As it turned out, Jimmy Brown and I sat on the bench most of the game. Curley Lambeau was the All-Star coach, and Jimmy Brown and I were alternate running backs. Lambeau said we would play in the second quarter. We were supposed to alternate quarters with Barnes and Arnett. But the second quarter came and we didn't get in, and then the half came and we still hadn't been in, and Jimmy and I were fuming.
In the dressing room at half time Lambeau said, "You guys let Barnes and Arnett start again, and I'll put you in after about five minutes." What was I going to say? He was the coach. The third quarter came and went and we still didn't get in, and then in the fourth quarter, when the Giants were kicking the straw out of us, Lambeau finally called me over and said go in and throw the option pass. It was third and 12.
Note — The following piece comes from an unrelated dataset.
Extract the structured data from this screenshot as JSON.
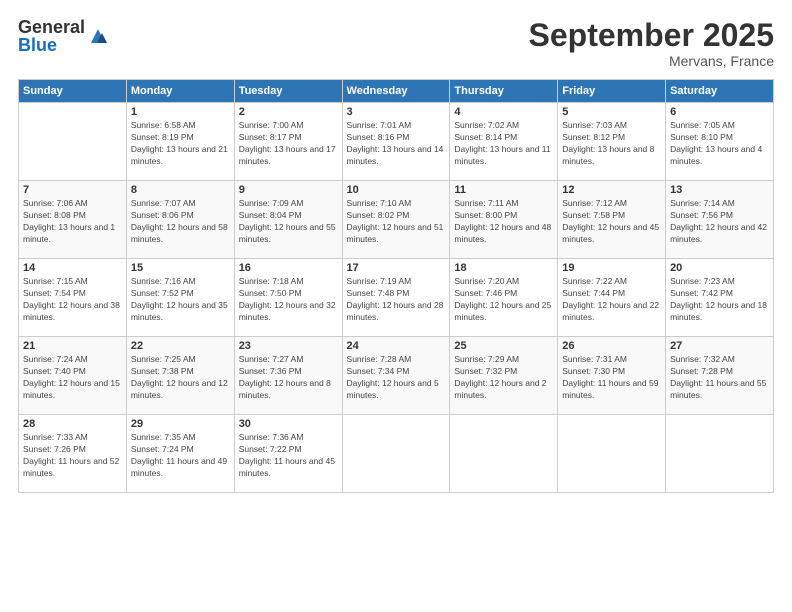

As soon as I went out on the field, the Giant defense started hollering "option" because I was noted for that play. I got the ball and ran the option, and I couldn't even see a receiver for all the Giants in the way. I kept the ball and ran for minus one. I got up and started back to the huddle, and there was Arnett coming in for me.
After that experience I went to the Eagle camp feeling blue. Sonny and Jimmy and I worried plenty whether we'd survive the Eagles' cut. At the time of our last exhibition game on the coast, against the 49ers, I still didn't know. I figured if they cut me out there it would be cheaper than an earlier cut in the East, because the carfare home would be peanuts.
But I made it—and then spent the first eight league games on the bench. In the ninth, Coach Hugh Devore sent me in as a flanker. "This is it," I thought. "I either show something here or screw the whole thing up."
I was fortunate. We were playing Washington, and the defensive halfback covering me was Joe Walton. They had switched him from end to defensive back—why I'll never know, because Joe just isn't that fast. He is doing real great at end now for the Giants.
Jurgensen was our quarterback. He started out throwing to Bobby Walston on the other flank. Then he asked me, "Can you get deep on Walton?" I said, "I'll try."
Walton was playing me back about 14 yards, which gave me a big advantage on short passes. He had to play back there to have some chance on the deep ones. Well, I got behind him. Just as Sonny threw, someone hit his arm and the pass was short. Walton stopped running with me and stood waiting to intercept. I went back and circled around Walton, jumped up in front of him and caught the ball. When I came down Walton was off balance. I took off for the end zone and made the touchdown. In the same game Sonny hit me in the pocket between the zones of the Redskins' defense, and I scored another touchdown.
The sportswriters asked me afterward why I hadn't let anybody know that I could catch the football. I said, "I can't. At least I can't run patterns the way they should be run. I still have to learn how."
The skills you learn in college aren't necessarily useful in pro ball. Jimmy Harris was a terrific split T quarterback at Oklahoma. He could run the option real well. But the Eagles played Sonny because Sonny had the arm and Jimmy didn't; what the pros want is the arm. Harris became a defensive back. When it comes to throwing, there isn't an arm in the business as strong as Sonny's, except maybe Johnny Unitas'—and, when he was playing, Norm Van Brocklin's.